What is expected: In the data below, count how many lines contain "will" and give that number by itself.

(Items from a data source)
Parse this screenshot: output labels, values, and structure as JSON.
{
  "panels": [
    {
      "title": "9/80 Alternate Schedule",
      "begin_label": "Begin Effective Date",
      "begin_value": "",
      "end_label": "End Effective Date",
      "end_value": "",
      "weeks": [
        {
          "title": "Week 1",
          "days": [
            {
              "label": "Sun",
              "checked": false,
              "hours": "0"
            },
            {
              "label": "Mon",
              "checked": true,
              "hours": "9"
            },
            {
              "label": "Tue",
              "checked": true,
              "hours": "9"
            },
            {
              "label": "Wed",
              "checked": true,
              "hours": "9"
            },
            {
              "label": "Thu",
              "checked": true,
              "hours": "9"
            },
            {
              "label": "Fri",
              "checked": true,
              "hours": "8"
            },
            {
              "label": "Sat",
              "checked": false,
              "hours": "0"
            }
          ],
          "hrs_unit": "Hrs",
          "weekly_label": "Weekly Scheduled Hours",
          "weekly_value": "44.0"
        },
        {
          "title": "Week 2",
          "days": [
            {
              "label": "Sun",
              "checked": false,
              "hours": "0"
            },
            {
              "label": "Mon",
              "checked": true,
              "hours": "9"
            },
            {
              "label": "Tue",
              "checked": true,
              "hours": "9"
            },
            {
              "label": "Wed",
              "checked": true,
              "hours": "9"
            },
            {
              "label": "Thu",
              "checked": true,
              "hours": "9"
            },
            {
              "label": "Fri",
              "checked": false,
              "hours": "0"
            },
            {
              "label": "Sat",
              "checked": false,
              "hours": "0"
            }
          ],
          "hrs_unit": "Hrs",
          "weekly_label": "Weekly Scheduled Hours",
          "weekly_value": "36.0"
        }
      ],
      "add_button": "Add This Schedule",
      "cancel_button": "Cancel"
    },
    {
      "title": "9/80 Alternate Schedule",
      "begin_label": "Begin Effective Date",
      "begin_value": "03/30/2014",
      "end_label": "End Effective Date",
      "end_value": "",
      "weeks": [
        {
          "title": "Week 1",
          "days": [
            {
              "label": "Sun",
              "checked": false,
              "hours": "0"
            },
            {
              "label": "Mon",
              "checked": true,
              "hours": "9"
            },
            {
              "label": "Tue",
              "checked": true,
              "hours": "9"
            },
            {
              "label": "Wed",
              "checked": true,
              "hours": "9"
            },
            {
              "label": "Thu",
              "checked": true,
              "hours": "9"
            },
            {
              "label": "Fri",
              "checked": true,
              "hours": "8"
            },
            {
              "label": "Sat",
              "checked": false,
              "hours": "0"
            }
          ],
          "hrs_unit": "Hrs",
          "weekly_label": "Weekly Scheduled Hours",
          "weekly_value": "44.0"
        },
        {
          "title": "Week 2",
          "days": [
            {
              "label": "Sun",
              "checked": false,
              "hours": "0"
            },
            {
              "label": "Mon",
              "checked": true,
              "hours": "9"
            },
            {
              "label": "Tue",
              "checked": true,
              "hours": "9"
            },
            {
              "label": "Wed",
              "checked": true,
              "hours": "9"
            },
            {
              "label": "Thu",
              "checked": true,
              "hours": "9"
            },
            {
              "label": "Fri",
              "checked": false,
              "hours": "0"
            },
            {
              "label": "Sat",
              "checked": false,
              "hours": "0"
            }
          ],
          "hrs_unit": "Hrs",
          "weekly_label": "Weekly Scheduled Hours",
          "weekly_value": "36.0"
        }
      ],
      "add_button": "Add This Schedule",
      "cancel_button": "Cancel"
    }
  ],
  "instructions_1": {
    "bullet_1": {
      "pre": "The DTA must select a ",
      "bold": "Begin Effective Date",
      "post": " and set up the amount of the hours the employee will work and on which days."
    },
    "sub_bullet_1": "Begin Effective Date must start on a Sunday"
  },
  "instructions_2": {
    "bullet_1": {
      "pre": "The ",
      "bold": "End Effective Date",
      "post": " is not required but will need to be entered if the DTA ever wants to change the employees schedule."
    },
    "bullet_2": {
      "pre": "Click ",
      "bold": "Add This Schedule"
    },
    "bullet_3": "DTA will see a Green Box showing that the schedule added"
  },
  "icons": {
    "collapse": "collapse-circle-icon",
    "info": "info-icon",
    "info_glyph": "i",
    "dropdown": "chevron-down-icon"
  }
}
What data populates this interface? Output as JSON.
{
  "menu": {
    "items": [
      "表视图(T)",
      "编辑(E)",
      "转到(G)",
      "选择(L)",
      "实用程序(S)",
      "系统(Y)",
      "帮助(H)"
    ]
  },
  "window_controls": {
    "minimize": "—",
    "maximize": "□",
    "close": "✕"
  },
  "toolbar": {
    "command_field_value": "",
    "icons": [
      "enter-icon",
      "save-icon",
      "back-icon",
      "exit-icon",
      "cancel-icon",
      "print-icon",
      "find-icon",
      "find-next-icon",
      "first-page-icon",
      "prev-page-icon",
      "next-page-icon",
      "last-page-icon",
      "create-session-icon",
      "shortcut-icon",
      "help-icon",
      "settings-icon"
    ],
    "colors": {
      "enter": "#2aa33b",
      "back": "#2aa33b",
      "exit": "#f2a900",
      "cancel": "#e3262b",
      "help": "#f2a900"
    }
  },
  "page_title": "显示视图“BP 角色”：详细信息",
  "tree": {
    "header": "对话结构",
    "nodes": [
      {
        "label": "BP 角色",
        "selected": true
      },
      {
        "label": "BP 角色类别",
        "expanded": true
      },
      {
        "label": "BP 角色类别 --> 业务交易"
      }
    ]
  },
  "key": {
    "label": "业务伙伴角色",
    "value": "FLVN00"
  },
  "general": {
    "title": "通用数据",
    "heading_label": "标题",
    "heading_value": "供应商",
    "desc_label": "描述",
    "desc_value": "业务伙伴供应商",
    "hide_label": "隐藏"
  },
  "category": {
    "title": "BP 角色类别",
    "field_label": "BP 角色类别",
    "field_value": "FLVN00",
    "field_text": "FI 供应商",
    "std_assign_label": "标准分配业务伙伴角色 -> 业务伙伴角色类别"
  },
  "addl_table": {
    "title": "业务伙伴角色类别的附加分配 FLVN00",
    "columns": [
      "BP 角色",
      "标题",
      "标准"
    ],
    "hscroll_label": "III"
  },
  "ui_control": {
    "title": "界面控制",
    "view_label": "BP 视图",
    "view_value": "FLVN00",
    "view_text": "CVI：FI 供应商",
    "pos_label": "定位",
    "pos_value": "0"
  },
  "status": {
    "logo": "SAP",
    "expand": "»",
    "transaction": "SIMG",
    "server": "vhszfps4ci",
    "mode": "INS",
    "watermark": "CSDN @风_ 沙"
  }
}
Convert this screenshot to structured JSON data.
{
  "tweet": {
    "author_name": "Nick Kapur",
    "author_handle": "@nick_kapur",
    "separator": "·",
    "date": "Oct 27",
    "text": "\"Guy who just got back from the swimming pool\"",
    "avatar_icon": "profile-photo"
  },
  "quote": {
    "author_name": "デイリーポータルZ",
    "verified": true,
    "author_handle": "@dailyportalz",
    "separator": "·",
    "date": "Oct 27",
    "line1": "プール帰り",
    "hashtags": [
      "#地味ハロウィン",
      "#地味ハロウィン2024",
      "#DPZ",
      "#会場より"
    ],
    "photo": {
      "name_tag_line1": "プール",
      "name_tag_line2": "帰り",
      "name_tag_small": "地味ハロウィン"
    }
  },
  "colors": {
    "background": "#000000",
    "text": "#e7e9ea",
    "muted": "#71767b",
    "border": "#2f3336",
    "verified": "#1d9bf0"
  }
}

Task answer: 3